GIVEN INFORMATION

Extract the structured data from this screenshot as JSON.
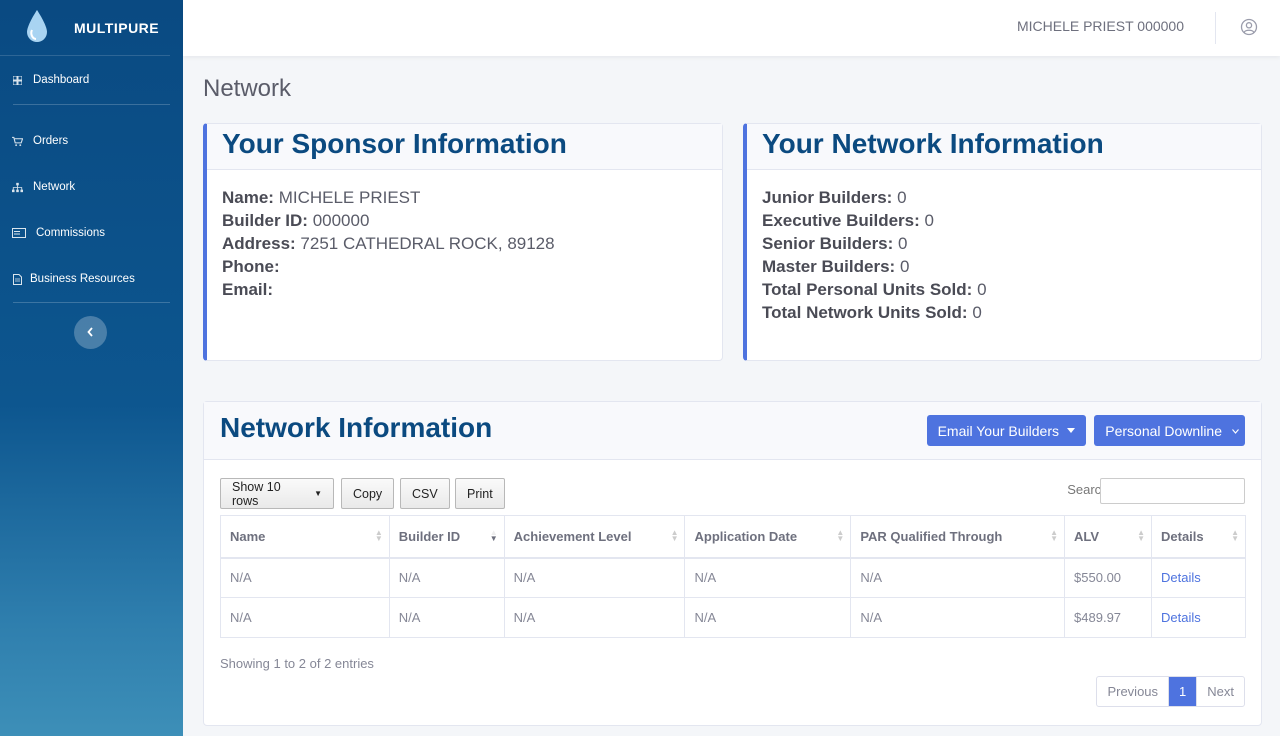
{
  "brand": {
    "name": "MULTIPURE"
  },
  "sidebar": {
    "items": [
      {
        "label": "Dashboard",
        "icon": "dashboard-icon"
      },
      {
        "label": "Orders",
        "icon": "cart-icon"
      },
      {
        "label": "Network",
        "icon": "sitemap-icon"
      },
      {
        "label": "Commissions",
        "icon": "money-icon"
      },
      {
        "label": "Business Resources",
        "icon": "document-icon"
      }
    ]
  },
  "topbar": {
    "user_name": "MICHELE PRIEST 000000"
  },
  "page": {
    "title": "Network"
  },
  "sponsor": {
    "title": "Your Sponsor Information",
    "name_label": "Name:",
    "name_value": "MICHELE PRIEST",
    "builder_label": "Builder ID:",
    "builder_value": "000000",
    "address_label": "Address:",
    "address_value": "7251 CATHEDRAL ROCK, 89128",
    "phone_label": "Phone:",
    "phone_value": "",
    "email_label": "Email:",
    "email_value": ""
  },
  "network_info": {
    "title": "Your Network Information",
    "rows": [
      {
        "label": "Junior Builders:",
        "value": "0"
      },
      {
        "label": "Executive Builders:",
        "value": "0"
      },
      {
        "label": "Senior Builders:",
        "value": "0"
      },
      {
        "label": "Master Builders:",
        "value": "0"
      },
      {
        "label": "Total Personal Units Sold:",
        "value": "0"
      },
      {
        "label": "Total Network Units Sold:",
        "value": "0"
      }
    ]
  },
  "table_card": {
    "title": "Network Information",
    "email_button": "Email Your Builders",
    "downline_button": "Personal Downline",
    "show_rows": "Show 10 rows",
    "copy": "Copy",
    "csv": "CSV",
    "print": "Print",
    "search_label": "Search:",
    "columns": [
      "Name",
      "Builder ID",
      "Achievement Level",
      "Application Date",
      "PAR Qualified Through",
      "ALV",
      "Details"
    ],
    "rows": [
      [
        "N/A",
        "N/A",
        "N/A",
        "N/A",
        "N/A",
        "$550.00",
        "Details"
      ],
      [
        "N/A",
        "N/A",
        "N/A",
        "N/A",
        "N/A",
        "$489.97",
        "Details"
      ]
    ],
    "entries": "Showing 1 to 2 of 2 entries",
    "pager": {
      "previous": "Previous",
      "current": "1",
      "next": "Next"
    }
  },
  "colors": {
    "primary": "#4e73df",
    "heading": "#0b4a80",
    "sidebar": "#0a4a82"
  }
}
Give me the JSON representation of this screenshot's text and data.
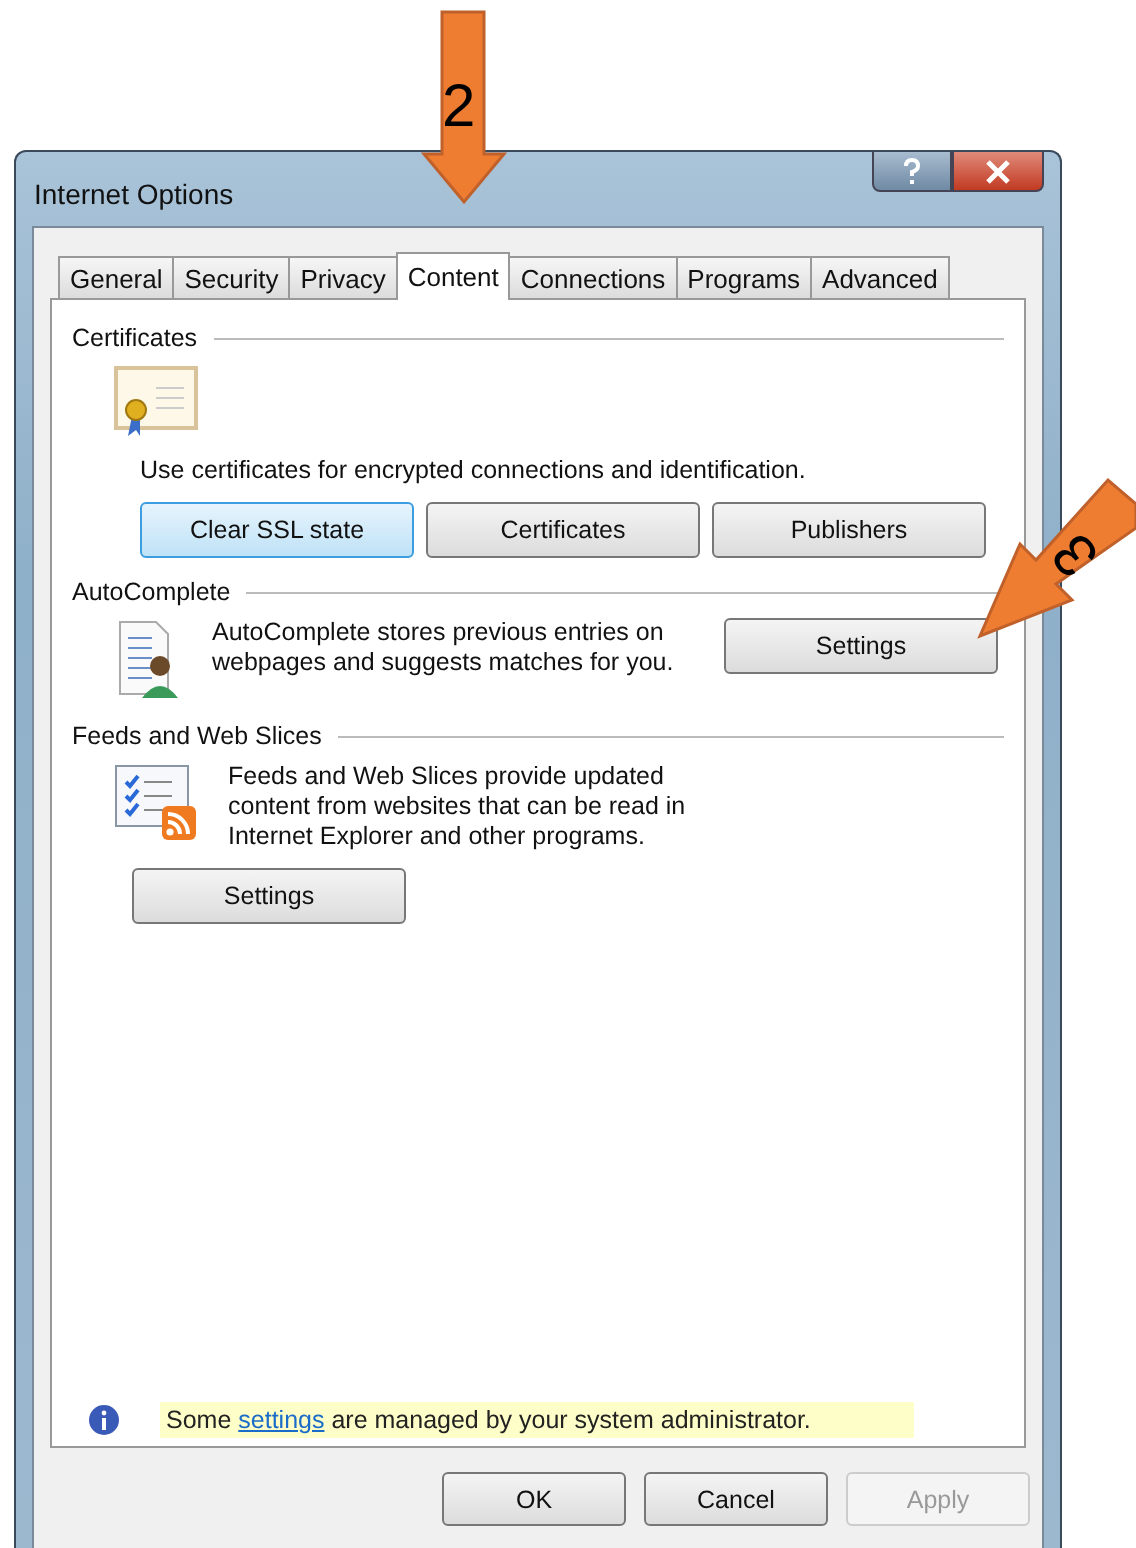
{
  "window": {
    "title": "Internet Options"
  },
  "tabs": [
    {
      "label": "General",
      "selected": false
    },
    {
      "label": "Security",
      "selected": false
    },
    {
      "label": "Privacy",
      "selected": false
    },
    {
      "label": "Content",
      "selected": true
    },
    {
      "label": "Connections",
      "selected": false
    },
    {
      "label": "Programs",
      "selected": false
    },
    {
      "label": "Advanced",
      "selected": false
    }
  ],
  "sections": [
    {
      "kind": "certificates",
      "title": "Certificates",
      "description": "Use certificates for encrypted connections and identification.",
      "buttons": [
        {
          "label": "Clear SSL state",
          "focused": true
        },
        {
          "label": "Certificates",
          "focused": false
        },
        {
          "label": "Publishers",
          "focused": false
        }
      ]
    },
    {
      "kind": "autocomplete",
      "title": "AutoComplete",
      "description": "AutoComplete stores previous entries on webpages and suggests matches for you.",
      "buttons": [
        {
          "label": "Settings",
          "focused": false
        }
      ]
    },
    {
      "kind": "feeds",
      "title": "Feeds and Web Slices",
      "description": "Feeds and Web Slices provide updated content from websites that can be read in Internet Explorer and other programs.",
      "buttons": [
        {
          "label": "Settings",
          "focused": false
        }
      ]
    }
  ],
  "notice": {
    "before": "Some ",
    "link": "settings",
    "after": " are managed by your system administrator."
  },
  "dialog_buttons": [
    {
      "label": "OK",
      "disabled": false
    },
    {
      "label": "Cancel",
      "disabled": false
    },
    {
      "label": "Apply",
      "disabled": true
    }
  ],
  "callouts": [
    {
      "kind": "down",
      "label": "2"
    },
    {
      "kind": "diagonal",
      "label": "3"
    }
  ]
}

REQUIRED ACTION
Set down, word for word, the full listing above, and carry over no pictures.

RESPONSE
Extract the structured data from this screenshot as JSON.
{
  "brand": {
    "name": "MULTIPURE"
  },
  "sidebar": {
    "items": [
      {
        "label": "Dashboard",
        "icon": "dashboard-icon"
      },
      {
        "label": "Orders",
        "icon": "cart-icon"
      },
      {
        "label": "Network",
        "icon": "sitemap-icon"
      },
      {
        "label": "Commissions",
        "icon": "money-icon"
      },
      {
        "label": "Business Resources",
        "icon": "document-icon"
      }
    ]
  },
  "topbar": {
    "user_name": "MICHELE PRIEST 000000"
  },
  "page": {
    "title": "Network"
  },
  "sponsor": {
    "title": "Your Sponsor Information",
    "name_label": "Name:",
    "name_value": "MICHELE PRIEST",
    "builder_label": "Builder ID:",
    "builder_value": "000000",
    "address_label": "Address:",
    "address_value": "7251 CATHEDRAL ROCK, 89128",
    "phone_label": "Phone:",
    "phone_value": "",
    "email_label": "Email:",
    "email_value": ""
  },
  "network_info": {
    "title": "Your Network Information",
    "rows": [
      {
        "label": "Junior Builders:",
        "value": "0"
      },
      {
        "label": "Executive Builders:",
        "value": "0"
      },
      {
        "label": "Senior Builders:",
        "value": "0"
      },
      {
        "label": "Master Builders:",
        "value": "0"
      },
      {
        "label": "Total Personal Units Sold:",
        "value": "0"
      },
      {
        "label": "Total Network Units Sold:",
        "value": "0"
      }
    ]
  },
  "table_card": {
    "title": "Network Information",
    "email_button": "Email Your Builders",
    "downline_button": "Personal Downline",
    "show_rows": "Show 10 rows",
    "copy": "Copy",
    "csv": "CSV",
    "print": "Print",
    "search_label": "Search:",
    "columns": [
      "Name",
      "Builder ID",
      "Achievement Level",
      "Application Date",
      "PAR Qualified Through",
      "ALV",
      "Details"
    ],
    "rows": [
      [
        "N/A",
        "N/A",
        "N/A",
        "N/A",
        "N/A",
        "$550.00",
        "Details"
      ],
      [
        "N/A",
        "N/A",
        "N/A",
        "N/A",
        "N/A",
        "$489.97",
        "Details"
      ]
    ],
    "entries": "Showing 1 to 2 of 2 entries",
    "pager": {
      "previous": "Previous",
      "current": "1",
      "next": "Next"
    }
  },
  "colors": {
    "primary": "#4e73df",
    "heading": "#0b4a80",
    "sidebar": "#0a4a82"
  }
}
Give me the JSON representation of this screenshot's text and data.
{
  "window": {
    "title": "Internet Options"
  },
  "tabs": [
    {
      "label": "General",
      "selected": false
    },
    {
      "label": "Security",
      "selected": false
    },
    {
      "label": "Privacy",
      "selected": false
    },
    {
      "label": "Content",
      "selected": true
    },
    {
      "label": "Connections",
      "selected": false
    },
    {
      "label": "Programs",
      "selected": false
    },
    {
      "label": "Advanced",
      "selected": false
    }
  ],
  "sections": [
    {
      "kind": "certificates",
      "title": "Certificates",
      "description": "Use certificates for encrypted connections and identification.",
      "buttons": [
        {
          "label": "Clear SSL state",
          "focused": true
        },
        {
          "label": "Certificates",
          "focused": false
        },
        {
          "label": "Publishers",
          "focused": false
        }
      ]
    },
    {
      "kind": "autocomplete",
      "title": "AutoComplete",
      "description": "AutoComplete stores previous entries on webpages and suggests matches for you.",
      "buttons": [
        {
          "label": "Settings",
          "focused": false
        }
      ]
    },
    {
      "kind": "feeds",
      "title": "Feeds and Web Slices",
      "description": "Feeds and Web Slices provide updated content from websites that can be read in Internet Explorer and other programs.",
      "buttons": [
        {
          "label": "Settings",
          "focused": false
        }
      ]
    }
  ],
  "notice": {
    "before": "Some ",
    "link": "settings",
    "after": " are managed by your system administrator."
  },
  "dialog_buttons": [
    {
      "label": "OK",
      "disabled": false
    },
    {
      "label": "Cancel",
      "disabled": false
    },
    {
      "label": "Apply",
      "disabled": true
    }
  ],
  "callouts": [
    {
      "kind": "down",
      "label": "2"
    },
    {
      "kind": "diagonal",
      "label": "3"
    }
  ]
}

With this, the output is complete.